Thoughts on Robert Dahl’s Polyarchy

Robert Dahl developed the concept of polyarchy to describe democracy as a political regime type. But it also implies liberal democracy has room to become even more democratic. This is the ninth part of the Democracy Paradox, a comprehensive theory of democracy. The Significance of Robert Dahl Nobody has thought more about democracy than Robert... Continue Reading →

Does Liberalism Unfold Democracy or Constrain it?

Liberalism and Democracy have a long history. Most theorists now refer to liberal democracy as a more complete form of democracy, but the role of liberalism is rarely clarified. Is it a counterweight to democracy or its cornerstone? This is the eight part of the Democracy Paradox, a comprehensive theory of democracy. Liberalism and Democracy... Continue Reading →

Neither Majority Rule nor Minority Rule

Too many people confuse majority rule as a crude form of democracy. Others believe majorities must remain in check to preserve democracy. In reality democracy involves neither majority nor minority rule. This is the seventh part of the Democracy Paradox, a comprehensive work of political theory. Majority Rule in Democracy Democracy is neither majoritarian nor... Continue Reading →

How Epistemic Values Shape Democracy

Epistemic values determine the types of knowledge societies embrace. The shift from traditional to cosmopolitan epistemic values has important implications for democracy.  The Social Value of the Intellectual The trial of Socrates captures the imagination of intellectuals, because it reflects their greatest fear. The natural identity of an intellectual relies on a radical sense of... Continue Reading →

The Agnosticism of Political Institutions

Too often theorists describe political institutions as though they are inherently democratic or authoritarian. In truth institutions have a political ambivalence toward normative values. Institutions do not define political regimes, rather they adapt to them. This is the fifth section of my description of democracy and part of a larger comprehensive work called The Democracy Paradox. ... Continue Reading →

The Politics of Violence

The Politics of Violence is an authoritarian impulse present in all forms of government including democracy. This is the fourth section on my description of democracy and part of a larger comprehensive work called The Democracy Paradox. Police as a Coercive Apparatus of the State The trial of Derek Chauvin and the murder of George Floyd... Continue Reading →

Principles of Process, Principles of Policy

The distinction between principles of process and principles of policy is key to an understanding of democratic governance and its theory.
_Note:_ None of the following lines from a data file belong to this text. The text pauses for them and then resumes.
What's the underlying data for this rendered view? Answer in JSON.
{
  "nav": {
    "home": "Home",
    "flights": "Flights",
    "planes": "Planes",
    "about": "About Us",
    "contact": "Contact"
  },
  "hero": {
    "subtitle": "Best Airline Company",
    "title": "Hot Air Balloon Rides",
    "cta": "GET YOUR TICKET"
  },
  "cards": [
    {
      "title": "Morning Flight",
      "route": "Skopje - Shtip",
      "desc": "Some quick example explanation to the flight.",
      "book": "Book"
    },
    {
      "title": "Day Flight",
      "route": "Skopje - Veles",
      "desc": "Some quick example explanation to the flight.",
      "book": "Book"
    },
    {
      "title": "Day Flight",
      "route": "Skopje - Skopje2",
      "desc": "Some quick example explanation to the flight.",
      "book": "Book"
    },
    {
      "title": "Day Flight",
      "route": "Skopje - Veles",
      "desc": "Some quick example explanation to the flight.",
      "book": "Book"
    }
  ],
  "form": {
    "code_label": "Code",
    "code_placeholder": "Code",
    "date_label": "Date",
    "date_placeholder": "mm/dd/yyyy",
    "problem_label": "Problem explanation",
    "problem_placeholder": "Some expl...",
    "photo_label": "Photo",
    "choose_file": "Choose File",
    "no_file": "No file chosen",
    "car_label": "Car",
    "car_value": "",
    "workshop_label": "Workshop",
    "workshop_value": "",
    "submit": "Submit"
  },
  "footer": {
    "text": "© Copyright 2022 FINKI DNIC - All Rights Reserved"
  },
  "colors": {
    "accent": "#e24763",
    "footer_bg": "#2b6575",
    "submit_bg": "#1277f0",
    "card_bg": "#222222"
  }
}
This marks the third section of an effort to offer a comprehensive theory of democracy called The Democracy Paradox. Eisenhower Conservatism Dwight Eisenhower is the model of the pragmatic conservative lost from the political environment... Continue Reading →

Mouffe’s Democratic Paradox

The Democracy Paradox differentiates itself from the Democratic Paradox this week. Every week I write a new part as I work through the different components of democratic theory. This is the second part of the first chapter called "Democracy Defined." What is Mouffe's Democratic Paradox? The Democracy Paradox is not the Democratic Paradox. Many scholars... Continue Reading →

What is the Democracy Paradox?

The Democracy Paradox is a wide ranging theory of democracy. Every week I write a new part as I work through the different components of democratic theory. This is the first part of the first chapter called "Democracy Defined." Brief Account of Venezuela Unlike many of the democracies in Latin America, Venezuela’s democracy extends back... Continue Reading →

Meritocratic Ideals Can Undermine Democracy

Michael Sandel describes the meritocratic ideal as a dystopian aspiration in The Tyranny of Merit. Justin Kempf reflects on this book and considers how meritocratic ambitions can undermine democratic governance. What is Justice Justice is an ideal divided between claims of inequality and equality. Philosophers as early as Plato and Aristotle defined it as what each... Continue Reading →

Up ↑